Ever wondered what breakfast, lunch and dinner looks like around the world? We’ve brought together a global buffet from Children Just Like Me, with dishes from ten different countries! You can even try out a few for yourself, with some handy recipes.
Ready for your food world tour? We’re already hungry for more!
Mehak lives in India, and she loves Thali, a typical north Indian meal that consists of several small dishes. It usually include dhal (a dish of spice lentils), rice, vegetable curry, and bread.
To make your own dhal, rinse 250g (9oz) of red lentils and have an adult put them in a medium pan with 600ml (1 pint) water, along with ginger, garlic, tumeric, and salt. Bring it to a boil, then reduce the heat and simmer for 20-30 minutes until soft. Remove the pan from the heat and mash the lentils with a potato masher. Make the topping by heating oil in a sauté pan until hot. Add tomato wedges, onion, and a 1/2 tsp chili flakes and stir-fry over a medium heat for about 2 minutes. Finally, transfer the dhal to a serving dish, top with the tomato and onion mixture and garnish with coriander leaves.
Miguel from Colombia enjoys fried fish with coconut rice and plantain (a type of savoury banana). Fried plantain slices are known as patacones.
Making your own fried plantain is easy. With an adult, start by cutting the tips off both ends of the plantain. Make 4 lengthways slices through the skin from one end to the other. Peel the skin from the flesh sideways, cut the peeled plantain in thirds crossways, and then cut each half lengthways. Heat oil in a pan over medium heat, then add the plantain and cook until golden.

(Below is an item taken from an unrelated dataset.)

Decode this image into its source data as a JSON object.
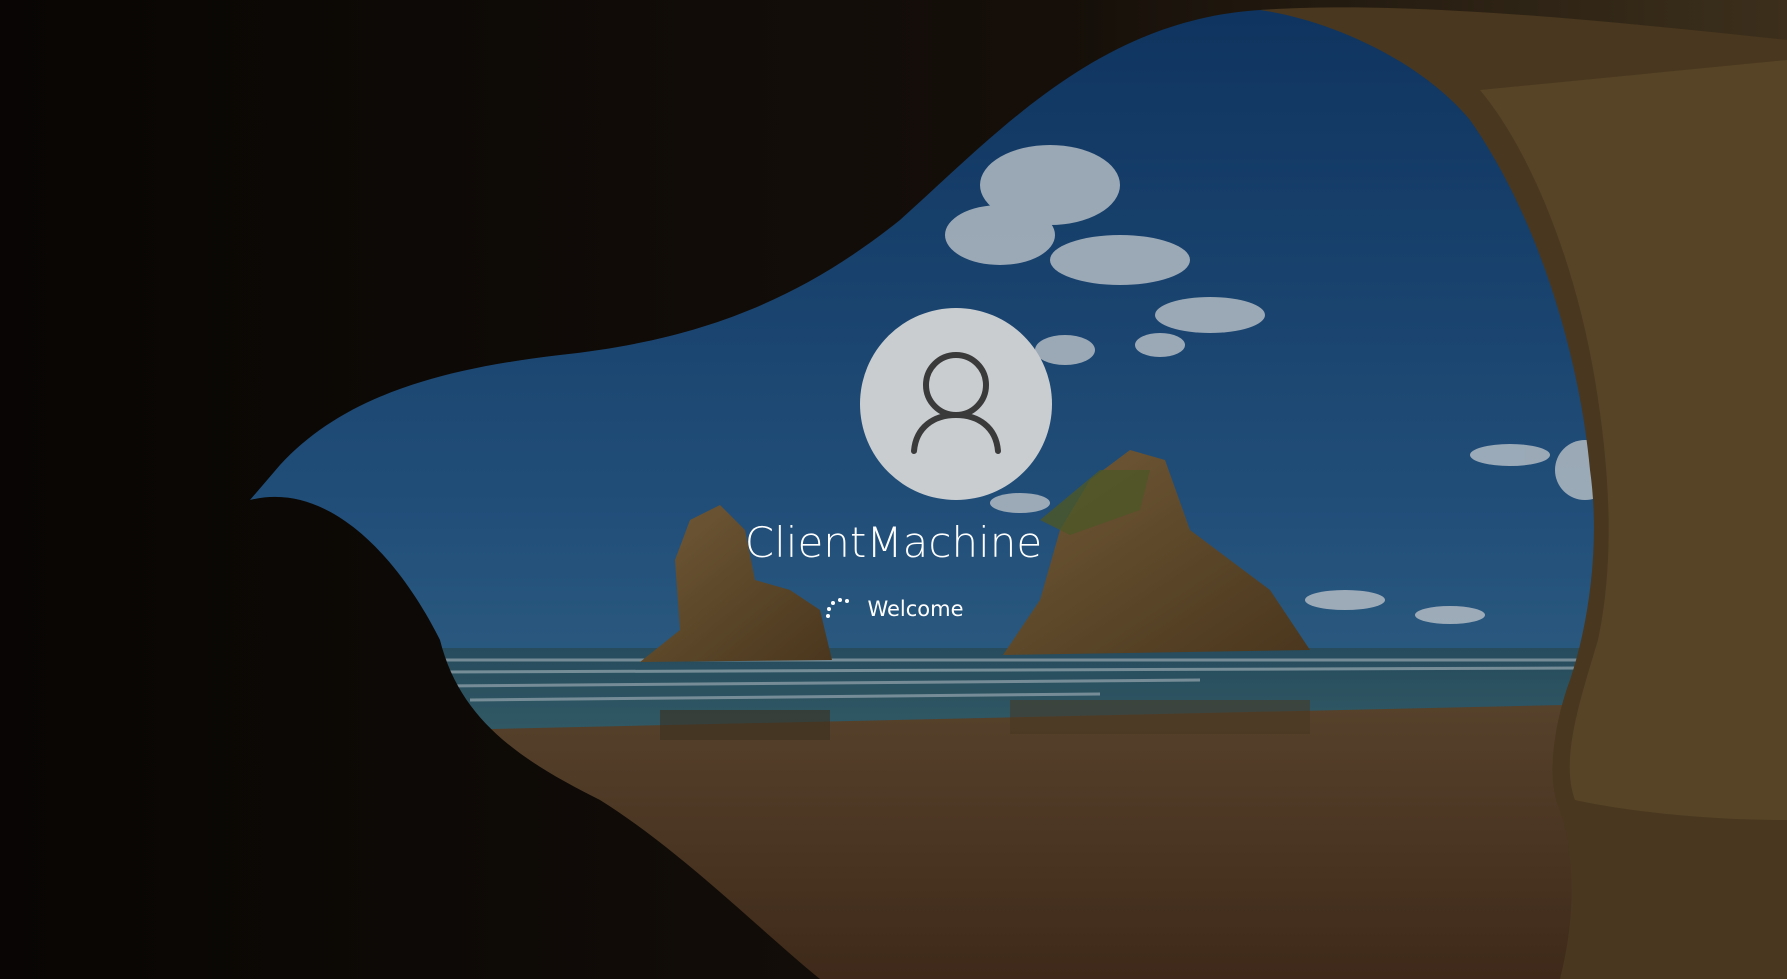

This warm stew is a popular meal in Central European countries such as Hungary. To make your own goulash, have an adult preheat the oven to 160°C (325°F/Gas 3). Heat 2 tbsp of oil in a large frying pan and brown 990g (2lb) of steak in batches, transferring to a large casserole as they finish browning. Add another 2 tbsp oil to the pan, lower the heat, and fry 2 sliced large onions, 2 crushed garlic cloves, and 2 red peppers until soft. Stir in 1 tbsp paprika and cook for 1 minute, then add 400g chopped tomatoes and 2 tbsp tomato puree.
Mix 1 tbsp flour with a little beef stock until smooth, then pour into the pan with another 300ml of stock. Bring to a boil, stirring often. Add 1 tsp chopped thyme, then pour the sauce into the casserole. Cover tightly and place in the oven for 2 hours, or until the beef is very tender. To serve, spoon the goulash into individual bowls and top each serving with a couple of spoonfuls of soured cream and sprinkle with a little paprika.
All done cooking? Here are some more delicious dishes! Which one looks the best to you?
Jedidiah lives in Ghana, West Africa, and one of his favourite meals is agushi and kontomire stew with plantain. Agushi stew contains crushed melon seeds, and kontomire stew includes mashed taro leaves and fish.
Murk lives in Pakistan. Her favourite meal is a lentil dish called moong dal, which is usually served with rice. Lentils are seeds that are very rich in protein. Other local specialties include chicken karahi, a type of curry, and saag, or spinach curry.
Pierogi are traditional Polish dumplings that can contain any number of delicious fillings. These ones are stuffed with mushroom and meat.
Ivan is from Thailand in Southeast Asia, and he loves sweet things! Malaysian treats and cakes are brightly coloured and made with ingredients like palm sugar, rice flour, and coconut.
Solal comes from Nancy, a town in northeastern France. He likes to enjoy the region’s specialty, called quiche lorraine. It’s a tart made of eggs and bacon that tastes great hot or cold.
Jamie is from New Zealand, and he likes to search the rock pools on the beach for edible sea urchins called kina. Removing the spiky shells lets you find the tasty eggs, called roe, inside.
Alonso from Mexico enjoys this dish, which includes chillies stuffed with meat and spices, plus pomegranate seeds and walnut cream.
A favorite in classrooms, libraries, and homes, Children Just Like Me is a comprehensive view of international cultures, exploring diverse backgrounds from Argentina to New Zealand to China to Israel. With this brand new edition, children will learn about their peers around the world through engaging photographs and understandable text laid out in DK's distinctive style.